Malaysia arrests Saudi blogger over Prophet Mohammad tweets

By REUTERS
February 10, 2012 06:28

 
X

Dear Reader,
As you can imagine, more people are reading The Jerusalem Post than ever before. Nevertheless, traditional business models are no longer sustainable and high-quality publications, like ours, are being forced to look for new ways to keep going. Unlike many other news organizations, we have not put up a paywall. We want to keep our journalism open and accessible and be able to keep providing you with news and analyses from the frontlines of Israel, the Middle East and the Jewish World.

As one of our loyal readers, we ask you to be our partner.

For $5 a month you will receive access to the following:

  • A user experience almost completely free of ads
  • Access to our Premium Section
  • Content from the award-winning Jerusalem Report and our monthly magazine to learn Hebrew - Ivrit
  • A brand new ePaper featuring the daily newspaper as it appears in print in Israel

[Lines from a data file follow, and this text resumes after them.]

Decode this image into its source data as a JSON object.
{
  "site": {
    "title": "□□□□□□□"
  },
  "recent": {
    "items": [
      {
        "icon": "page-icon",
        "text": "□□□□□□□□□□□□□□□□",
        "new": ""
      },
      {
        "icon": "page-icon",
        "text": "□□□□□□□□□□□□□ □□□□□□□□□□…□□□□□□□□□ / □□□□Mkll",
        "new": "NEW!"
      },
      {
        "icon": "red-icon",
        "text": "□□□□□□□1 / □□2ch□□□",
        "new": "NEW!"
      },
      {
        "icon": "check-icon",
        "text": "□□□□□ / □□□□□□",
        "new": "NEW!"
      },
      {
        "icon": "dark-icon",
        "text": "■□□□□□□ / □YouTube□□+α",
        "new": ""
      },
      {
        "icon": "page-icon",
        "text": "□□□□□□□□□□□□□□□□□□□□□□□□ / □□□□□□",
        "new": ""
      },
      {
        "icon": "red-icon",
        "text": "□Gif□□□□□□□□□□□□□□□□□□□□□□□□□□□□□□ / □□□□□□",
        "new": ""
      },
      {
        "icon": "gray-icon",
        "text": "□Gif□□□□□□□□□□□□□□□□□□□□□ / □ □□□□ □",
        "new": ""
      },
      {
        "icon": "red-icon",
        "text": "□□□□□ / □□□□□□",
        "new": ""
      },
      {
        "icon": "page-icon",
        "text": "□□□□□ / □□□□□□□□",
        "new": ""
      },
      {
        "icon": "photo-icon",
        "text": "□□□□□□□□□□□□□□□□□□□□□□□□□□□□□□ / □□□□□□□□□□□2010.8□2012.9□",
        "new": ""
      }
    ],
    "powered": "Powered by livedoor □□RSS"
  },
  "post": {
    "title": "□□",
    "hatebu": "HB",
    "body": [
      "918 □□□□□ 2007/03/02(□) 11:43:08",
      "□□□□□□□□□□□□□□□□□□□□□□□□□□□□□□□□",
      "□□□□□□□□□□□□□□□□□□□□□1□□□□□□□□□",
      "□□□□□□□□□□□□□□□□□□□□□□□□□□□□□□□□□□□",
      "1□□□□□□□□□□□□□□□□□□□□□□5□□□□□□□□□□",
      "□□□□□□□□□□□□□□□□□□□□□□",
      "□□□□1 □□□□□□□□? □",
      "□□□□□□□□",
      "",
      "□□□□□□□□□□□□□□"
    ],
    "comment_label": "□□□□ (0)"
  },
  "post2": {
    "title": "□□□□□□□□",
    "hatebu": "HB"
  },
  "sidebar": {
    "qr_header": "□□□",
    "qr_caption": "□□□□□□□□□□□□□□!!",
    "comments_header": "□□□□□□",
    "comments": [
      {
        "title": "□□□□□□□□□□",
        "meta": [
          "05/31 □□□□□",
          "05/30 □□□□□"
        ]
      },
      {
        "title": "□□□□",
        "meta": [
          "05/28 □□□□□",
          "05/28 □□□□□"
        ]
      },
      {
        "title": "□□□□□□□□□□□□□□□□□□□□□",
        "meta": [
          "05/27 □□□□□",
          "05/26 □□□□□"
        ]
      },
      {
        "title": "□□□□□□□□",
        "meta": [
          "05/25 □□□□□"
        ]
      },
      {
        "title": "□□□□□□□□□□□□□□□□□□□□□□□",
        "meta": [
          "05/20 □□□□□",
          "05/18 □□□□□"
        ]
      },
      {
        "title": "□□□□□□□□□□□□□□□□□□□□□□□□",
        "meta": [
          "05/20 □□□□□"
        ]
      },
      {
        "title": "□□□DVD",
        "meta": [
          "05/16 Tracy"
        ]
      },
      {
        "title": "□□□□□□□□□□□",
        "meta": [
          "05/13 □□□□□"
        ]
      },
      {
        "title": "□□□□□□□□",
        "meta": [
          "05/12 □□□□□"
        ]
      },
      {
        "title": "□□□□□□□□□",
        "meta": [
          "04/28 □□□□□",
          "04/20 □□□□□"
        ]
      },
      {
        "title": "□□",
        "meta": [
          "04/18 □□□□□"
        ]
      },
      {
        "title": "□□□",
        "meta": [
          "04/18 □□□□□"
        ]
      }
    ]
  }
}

Help us grow and continue telling Israel’s story to the world.

Thank you,

Ronit Hasin-Hochman, CEO, Jerusalem Post Group
Yaakov Katz, Editor-in-Chief

UPGRADE YOUR JPOST EXPERIENCE FOR 5$ PER MONTH Show me later

KUALA LUMPUR - Malaysian police have arrested a Saudi Arabian columnist who fled his country after making comments on Twitter deemed insulting to the Prophet Mohammad, prompting a surge of online outrage and calls for his execution.

"It is confirmed that Malaysian police have detained the Saudi writer. This arrest was part of an Interpol operation which the Malaysian police were a part of," a police spokesman told Reuters on Friday.

He gave no further details and would not comment on whether the writer, Hamza Kashgari, would be extradited to Saudi Arabia, where some Islamic clerics have called for him to be put to death for his comments.

Malaysia is a majority Muslim country with a close affinity with many Middle Eastern nations through their shared religion. The Southeast Asian nation is also a US ally and a leading global voice for moderate Islam, meaning that any decision to extradite Kashgari certain to be controversial.

Blasphemy is a crime punishable by execution under oil-rich Saudi Arabia's strict interpretation of Islamic sharia law. It is not a capital crime in Malaysia.

Join Jerusalem Post Premium Plus now for just $5 and upgrade your experience with an ads-free website and exclusive content. Click here>>

Related Content

Breaking news
October 24, 2018
Japan PM Abe "relieved" at hostage's release but wants to confirm identity

By REUTERS